“The military talents of Octavian’s best friend had helped him achieve this decisive victory,” said Lindsay Powell, author of the biography Marcus Agrippa: Right-Hand Man of Caesar Augustus. “In a months-long campaign aggressively attacking the enemy’s supply lines, Marcus Agrippa laid the groundwork for success. By beating his rivals on the day of the set-piece naval battle in the Ionian Sea, he had eliminated the chances of Marcus Antonius and Cleopatra ever invading Italy. Octavian would forever-after be grateful to him. Among honors bestowed on Agrippa was a unique sea-blue blue pennant, which would fly on his ship as he sailed around the empire.”
Furthermore, Antony had made a poor choice for a campsite. 

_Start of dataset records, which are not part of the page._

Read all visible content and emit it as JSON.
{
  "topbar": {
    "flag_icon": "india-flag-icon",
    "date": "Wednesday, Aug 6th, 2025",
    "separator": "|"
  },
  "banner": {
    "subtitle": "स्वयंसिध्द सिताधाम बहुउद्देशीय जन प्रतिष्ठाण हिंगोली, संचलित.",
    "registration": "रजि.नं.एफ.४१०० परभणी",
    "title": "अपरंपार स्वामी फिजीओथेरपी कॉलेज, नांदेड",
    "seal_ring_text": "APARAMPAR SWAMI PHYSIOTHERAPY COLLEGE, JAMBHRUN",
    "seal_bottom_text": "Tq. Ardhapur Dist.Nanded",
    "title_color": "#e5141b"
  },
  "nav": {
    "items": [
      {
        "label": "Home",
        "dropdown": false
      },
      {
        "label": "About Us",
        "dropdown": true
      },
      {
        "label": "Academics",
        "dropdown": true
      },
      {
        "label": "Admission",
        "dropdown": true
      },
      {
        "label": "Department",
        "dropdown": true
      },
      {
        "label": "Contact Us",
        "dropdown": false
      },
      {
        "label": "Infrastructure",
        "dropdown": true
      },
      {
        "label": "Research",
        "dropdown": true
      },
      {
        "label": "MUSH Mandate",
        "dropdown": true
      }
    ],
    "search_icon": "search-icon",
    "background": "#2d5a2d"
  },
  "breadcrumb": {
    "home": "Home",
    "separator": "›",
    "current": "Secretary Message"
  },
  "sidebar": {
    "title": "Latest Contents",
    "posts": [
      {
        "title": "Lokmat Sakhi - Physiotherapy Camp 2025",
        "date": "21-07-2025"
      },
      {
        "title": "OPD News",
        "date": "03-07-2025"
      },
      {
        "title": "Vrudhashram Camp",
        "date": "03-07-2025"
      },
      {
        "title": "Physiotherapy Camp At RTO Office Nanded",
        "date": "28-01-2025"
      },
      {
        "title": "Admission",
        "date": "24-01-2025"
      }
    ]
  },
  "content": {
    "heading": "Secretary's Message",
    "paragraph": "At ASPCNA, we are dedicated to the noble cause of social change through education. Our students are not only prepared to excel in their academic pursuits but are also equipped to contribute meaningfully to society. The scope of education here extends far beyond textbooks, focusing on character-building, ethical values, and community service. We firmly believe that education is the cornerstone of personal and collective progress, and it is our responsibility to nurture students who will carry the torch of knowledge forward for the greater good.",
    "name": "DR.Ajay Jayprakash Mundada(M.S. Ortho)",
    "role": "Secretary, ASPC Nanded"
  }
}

Choosing to set up camp on the southern edge of the gulf allowed Octavian to quickly blockade Antony. Furthermore, this choice of campsite forced Antony into battle. A choice that would haunt Antony. His troops didn’t have the time to make their normal pre-battle preparations.  

Furthermore, Antony’ ship possessed a significant lack of maneuverability. The design was more in line with a barge than a battleship.

Antony’s troops were much less in numbers than Octavian’s. This made the battle difficult to win from the beginning.

However, there would have still been a good chance of prevailing if he hadn’t fled the battle with Cleopatra. 

While it’s possible that Antony had a good reason to flee, historians have not discovered it yet. And the likely explanation seems to be that he simply lost his nerve, and Octavian took advantage. 

“With final victory achieved a year later at Alexandria (August 1, 30 BC), Egypt fell to Octavian. All of its wealth was now his,” said Lindsay Powell. “With its riches, he could pay off the creditors who had financed his war, and crucially, he could reward his troops who had loyally served with him since 44 BC. After that, no one else could challenge him. Victory at Actium made it all possible. With good reason, the Battle of Actium has recently been called the ‘war that made the Roman empire’.”

Octavian would be crowned Emperor Augustus Caesar. This would complete Rome’s transition from a republic to an empire.

Lindsay Powell is a historian and author of Marcus Agrippa: Right-Hand Man of Caesar Augustus (Pen and Sword Books). Follow him on Twitter at @Lindsay_Powell.

Why did Antony lose the Battle of Actium?

Why did Antony lose the Battle of Actium?